And I think what Jacob would tell us that running won’t ever get us anywhere, it will just wear us down and besides that you can’t run from that which you carry in your own soul no matter how hard you try (and he tried). I think if Jacob were here this morning he would tell us that this nighttime wrestling match was both his worst moment and his best moment. That it was hard as hell but that it opened up heaven. He might testify to the fact that coming face to face with God is always going to involve coming face to face with yourself and your own mess, but that is freedom. I think if Jacob could just give us a piece of advice this morning, Jacob would say: “face your nighttime wrestling and be ready to hold on until it names you and it blesses you.” And then as he limped away we might hear him quietly say, “every blessing starts with a wound.”
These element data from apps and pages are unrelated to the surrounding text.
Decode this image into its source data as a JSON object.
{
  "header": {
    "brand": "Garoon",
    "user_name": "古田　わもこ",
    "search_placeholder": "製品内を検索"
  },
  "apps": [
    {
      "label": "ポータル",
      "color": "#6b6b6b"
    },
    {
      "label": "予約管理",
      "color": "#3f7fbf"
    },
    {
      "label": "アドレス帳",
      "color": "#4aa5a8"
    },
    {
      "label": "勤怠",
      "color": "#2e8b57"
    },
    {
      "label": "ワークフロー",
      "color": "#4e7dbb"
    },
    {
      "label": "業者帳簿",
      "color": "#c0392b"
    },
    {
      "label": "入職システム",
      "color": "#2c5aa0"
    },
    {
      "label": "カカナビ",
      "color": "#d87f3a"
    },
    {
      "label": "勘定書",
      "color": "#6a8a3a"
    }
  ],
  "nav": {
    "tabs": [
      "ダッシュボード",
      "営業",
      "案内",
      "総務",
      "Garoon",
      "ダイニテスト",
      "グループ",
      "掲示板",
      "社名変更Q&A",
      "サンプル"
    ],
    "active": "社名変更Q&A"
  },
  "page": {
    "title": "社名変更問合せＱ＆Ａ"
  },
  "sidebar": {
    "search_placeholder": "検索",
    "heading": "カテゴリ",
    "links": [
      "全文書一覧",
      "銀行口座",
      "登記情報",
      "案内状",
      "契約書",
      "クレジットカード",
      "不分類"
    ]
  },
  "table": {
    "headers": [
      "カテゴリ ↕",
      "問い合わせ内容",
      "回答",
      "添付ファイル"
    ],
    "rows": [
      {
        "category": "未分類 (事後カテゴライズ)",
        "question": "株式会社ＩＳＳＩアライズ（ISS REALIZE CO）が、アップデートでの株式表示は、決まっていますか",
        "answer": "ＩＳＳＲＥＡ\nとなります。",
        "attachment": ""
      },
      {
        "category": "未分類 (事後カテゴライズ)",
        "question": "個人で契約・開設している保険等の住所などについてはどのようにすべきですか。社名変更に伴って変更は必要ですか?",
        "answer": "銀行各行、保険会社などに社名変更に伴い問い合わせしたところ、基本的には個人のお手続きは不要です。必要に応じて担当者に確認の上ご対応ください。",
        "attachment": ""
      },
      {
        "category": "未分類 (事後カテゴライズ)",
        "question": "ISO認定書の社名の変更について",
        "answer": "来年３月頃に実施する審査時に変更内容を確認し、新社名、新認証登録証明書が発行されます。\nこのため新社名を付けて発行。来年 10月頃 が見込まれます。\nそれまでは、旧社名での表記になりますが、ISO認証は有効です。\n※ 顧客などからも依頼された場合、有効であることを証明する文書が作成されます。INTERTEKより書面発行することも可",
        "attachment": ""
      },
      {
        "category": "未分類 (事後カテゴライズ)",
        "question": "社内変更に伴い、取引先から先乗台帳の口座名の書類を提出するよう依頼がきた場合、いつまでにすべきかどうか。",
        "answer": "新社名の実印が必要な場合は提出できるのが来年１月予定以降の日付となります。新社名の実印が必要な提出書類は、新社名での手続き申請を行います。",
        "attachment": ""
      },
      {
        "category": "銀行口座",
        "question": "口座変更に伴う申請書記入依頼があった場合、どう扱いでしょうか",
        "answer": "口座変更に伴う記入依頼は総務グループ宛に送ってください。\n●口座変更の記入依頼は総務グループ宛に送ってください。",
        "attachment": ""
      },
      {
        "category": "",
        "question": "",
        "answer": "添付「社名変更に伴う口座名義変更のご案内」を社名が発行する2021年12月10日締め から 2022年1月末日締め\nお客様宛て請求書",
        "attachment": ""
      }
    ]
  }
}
And if Jacob were here today he might also simply stand up and read the Gospel for us, in particular the end of the Gospel where our Jesus Christ is crucified on a cross and then there were three days that felt like nights until the Resurrection. Jacob might lead us to that story and then he might remind us that just as there is no blessing without a wound, there is also no resurrection without a cross.
And really Jacob could point us to just about any story in the Gospel because our Jesus is constantly walking straight into the places of pain and hurt and grief in order to there bring salvation. The road to God more often than not seems to begin in the places we never want to go.
The way of Jesus: Run towards that which breaks your heart. Go towards the pain.
Pain is the home of transformation. It is only in that which will break you, that you will find true life.
One of my favorite children’s books says it best… the book is about going on a bear hunt and all the things the family faces on their journey to find a bear…
“We’re going on a bear hunt, we’re going to catch a big one, what a beautiful day, we’re not scared….
And then they get to tall, scary grass and a deep cold river and thick oozing mud and a big dark forest and a swirling whirling snowstorm and then a narrow gloomy cave… all which stands in the way of them and the bear….
And so their motto through each obstacle becomes “Can’t go over it, can’t go under it, can’t go around it… we’ve got to go through it.”
Maybe we need to adopt that motto this morning.
So what is calling out to you in the nighttime? What is just waiting for you to wrestle with? Where is that place you need to have your reckoning? What have you been hiding in your life? What are you running from?
Because church, walking towards that which breaks your heart, stopping your running and turning and facing it head first, meeting your wrestler in the middle of the night…. It’s there we will find life.
Can’t go over it…. Can’t go under it… can’t go around it… Must go through it.
May we have the strength of Jacob to face our nighttime wresting match.. to go through it…. To cling for a blessing… and there to find God… To walk away limping but blessed… Having become victorious by being defeated.